## DATA PROVIDED
------------------------
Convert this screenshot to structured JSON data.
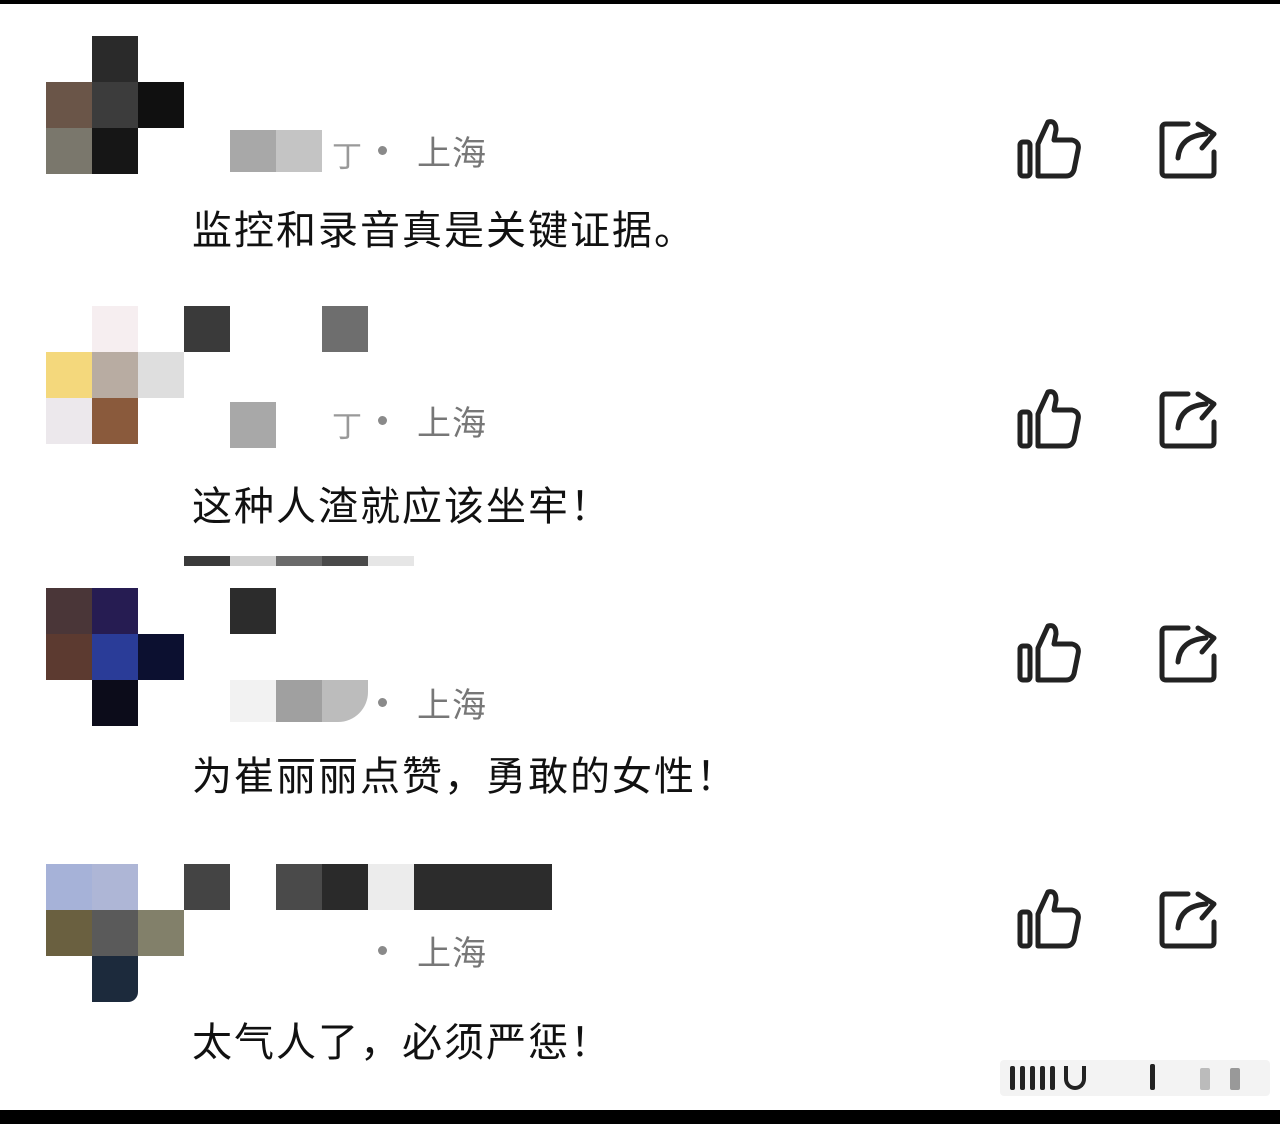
{
  "comments": [
    {
      "location": "上海",
      "text": "监控和录音真是关键证据。",
      "name_fragment": "丁"
    },
    {
      "location": "上海",
      "text": "这种人渣就应该坐牢！",
      "name_fragment": "丁"
    },
    {
      "location": "上海",
      "text": "为崔丽丽点赞，勇敢的女性！",
      "name_fragment": ""
    },
    {
      "location": "上海",
      "text": "太气人了，必须严惩！",
      "name_fragment": ""
    }
  ],
  "icons": {
    "like": "thumbs-up-icon",
    "share": "share-icon"
  },
  "colors": {
    "text": "#111111",
    "meta": "#777777",
    "icon": "#222222"
  }
}
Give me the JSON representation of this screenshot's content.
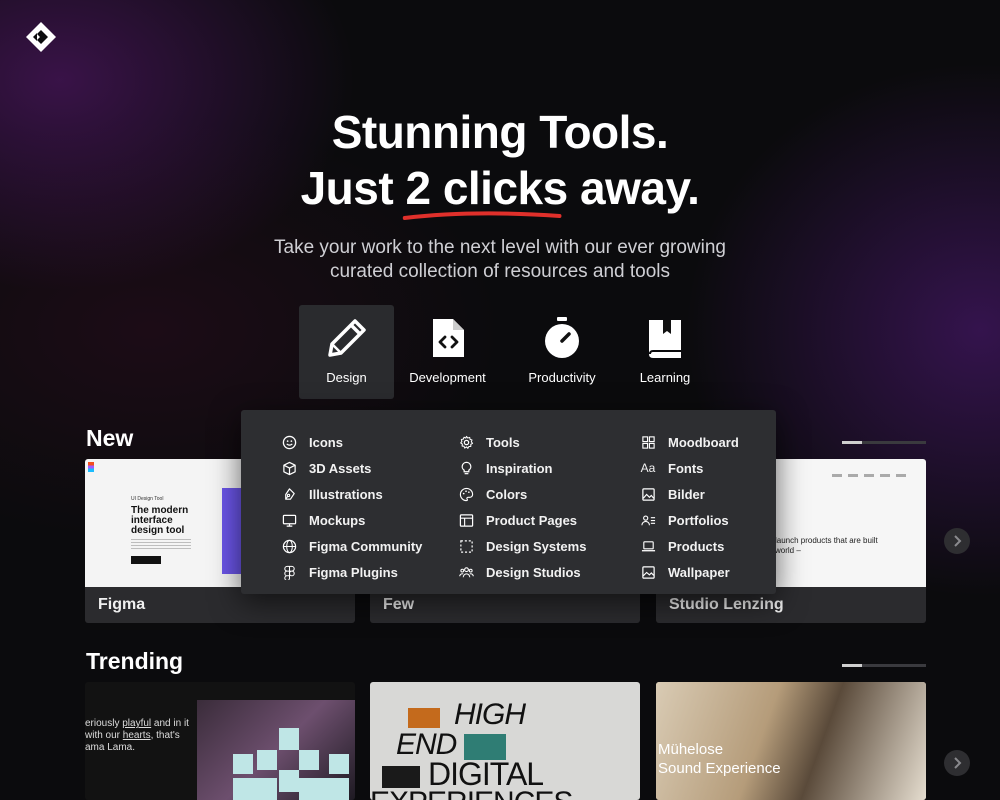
{
  "hero": {
    "title_line1": "Stunning Tools.",
    "title_line2_a": "Just ",
    "title_line2_b": "2 clicks",
    "title_line2_c": " away.",
    "subtitle": "Take your work to the next level with our ever growing curated collection of resources and tools",
    "underline_color": "#e0302b"
  },
  "categories": [
    {
      "label": "Design",
      "icon": "pencil-icon",
      "active": true
    },
    {
      "label": "Development",
      "icon": "code-file-icon",
      "active": false
    },
    {
      "label": "Productivity",
      "icon": "stopwatch-icon",
      "active": false
    },
    {
      "label": "Learning",
      "icon": "book-icon",
      "active": false
    }
  ],
  "dropdown": {
    "col1": [
      "Icons",
      "3D Assets",
      "Illustrations",
      "Mockups",
      "Figma Community",
      "Figma Plugins"
    ],
    "col2": [
      "Tools",
      "Inspiration",
      "Colors",
      "Product Pages",
      "Design Systems",
      "Design Studios"
    ],
    "col3": [
      "Moodboard",
      "Fonts",
      "Bilder",
      "Portfolios",
      "Products",
      "Wallpaper"
    ]
  },
  "sections": {
    "new": {
      "title": "New",
      "cards": [
        "Figma",
        "Few",
        "Studio Lenzing"
      ],
      "pager_progress": 0.25
    },
    "trending": {
      "title": "Trending",
      "pager_progress": 0.25
    }
  },
  "thumbs": {
    "figma_tag": "UI Design Tool",
    "figma_heading": "The modern interface design tool",
    "lenzing_text": "launch products that are built world –",
    "trend1_text_a": "eriously ",
    "trend1_text_b": "playful",
    "trend1_text_c": " and in it with our ",
    "trend1_text_d": "hearts",
    "trend1_text_e": ", that's ama Lama.",
    "trend2_line1": "HIGH",
    "trend2_line2": "END",
    "trend2_line3": "DIGITAL",
    "trend2_line4": "EXPERIENCES",
    "trend3_line1": "Mühelose",
    "trend3_line2": "Sound Experience"
  },
  "colors": {
    "background": "#0b0b0d",
    "panel": "#2d2e31",
    "accent_red": "#e0302b"
  }
}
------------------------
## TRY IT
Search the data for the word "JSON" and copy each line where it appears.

## ANSWER SECTION
Convert this screenshot to structured JSON data.
Give me the JSON representation of this screenshot's content.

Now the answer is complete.